**ASSIGNMENT:**
Reproduce each entry below in full, exactly as it was given.

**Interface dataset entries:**
---

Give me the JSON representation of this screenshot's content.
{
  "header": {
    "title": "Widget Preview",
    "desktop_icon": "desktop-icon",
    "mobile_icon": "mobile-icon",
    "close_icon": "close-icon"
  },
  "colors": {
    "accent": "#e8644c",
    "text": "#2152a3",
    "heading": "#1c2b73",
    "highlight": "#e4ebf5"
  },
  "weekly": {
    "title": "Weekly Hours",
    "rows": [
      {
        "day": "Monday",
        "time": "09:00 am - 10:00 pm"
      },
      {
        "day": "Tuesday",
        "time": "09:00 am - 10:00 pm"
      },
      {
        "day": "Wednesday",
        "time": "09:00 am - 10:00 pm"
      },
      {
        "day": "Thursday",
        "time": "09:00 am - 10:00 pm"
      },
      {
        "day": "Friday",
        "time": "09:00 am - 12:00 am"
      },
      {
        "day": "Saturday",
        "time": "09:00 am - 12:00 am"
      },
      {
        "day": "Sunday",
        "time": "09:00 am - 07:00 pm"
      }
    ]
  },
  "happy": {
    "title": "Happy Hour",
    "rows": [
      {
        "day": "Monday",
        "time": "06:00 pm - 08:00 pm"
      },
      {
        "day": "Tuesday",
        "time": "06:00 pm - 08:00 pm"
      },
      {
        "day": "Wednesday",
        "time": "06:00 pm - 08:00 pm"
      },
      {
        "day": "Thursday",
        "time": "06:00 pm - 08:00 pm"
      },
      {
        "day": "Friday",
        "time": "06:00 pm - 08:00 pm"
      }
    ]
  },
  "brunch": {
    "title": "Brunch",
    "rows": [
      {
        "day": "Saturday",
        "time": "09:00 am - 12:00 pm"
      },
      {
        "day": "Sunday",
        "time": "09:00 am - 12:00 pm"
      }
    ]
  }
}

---

**YOUR RESPONSE:**
Give me the JSON representation of this screenshot's content.
{
  "header": {
    "title": "Widget Preview",
    "desktop_icon": "desktop-icon",
    "mobile_icon": "mobile-icon",
    "close_icon": "close-icon"
  },
  "colors": {
    "accent": "#e8644c",
    "text": "#2152a3",
    "heading": "#1c2b73",
    "highlight": "#e4ebf5"
  },
  "weekly": {
    "title": "Weekly Hours",
    "rows": [
      {
        "day": "Monday",
        "time": "09:00 am - 10:00 pm"
      },
      {
        "day": "Tuesday",
        "time": "09:00 am - 10:00 pm"
      },
      {
        "day": "Wednesday",
        "time": "09:00 am - 10:00 pm"
      },
      {
        "day": "Thursday",
        "time": "09:00 am - 10:00 pm"
      },
      {
        "day": "Friday",
        "time": "09:00 am - 12:00 am"
      },
      {
        "day": "Saturday",
        "time": "09:00 am - 12:00 am"
      },
      {
        "day": "Sunday",
        "time": "09:00 am - 07:00 pm"
      }
    ]
  },
  "happy": {
    "title": "Happy Hour",
    "rows": [
      {
        "day": "Monday",
        "time": "06:00 pm - 08:00 pm"
      },
      {
        "day": "Tuesday",
        "time": "06:00 pm - 08:00 pm"
      },
      {
        "day": "Wednesday",
        "time": "06:00 pm - 08:00 pm"
      },
      {
        "day": "Thursday",
        "time": "06:00 pm - 08:00 pm"
      },
      {
        "day": "Friday",
        "time": "06:00 pm - 08:00 pm"
      }
    ]
  },
  "brunch": {
    "title": "Brunch",
    "rows": [
      {
        "day": "Saturday",
        "time": "09:00 am - 12:00 pm"
      },
      {
        "day": "Sunday",
        "time": "09:00 am - 12:00 pm"
      }
    ]
  }
}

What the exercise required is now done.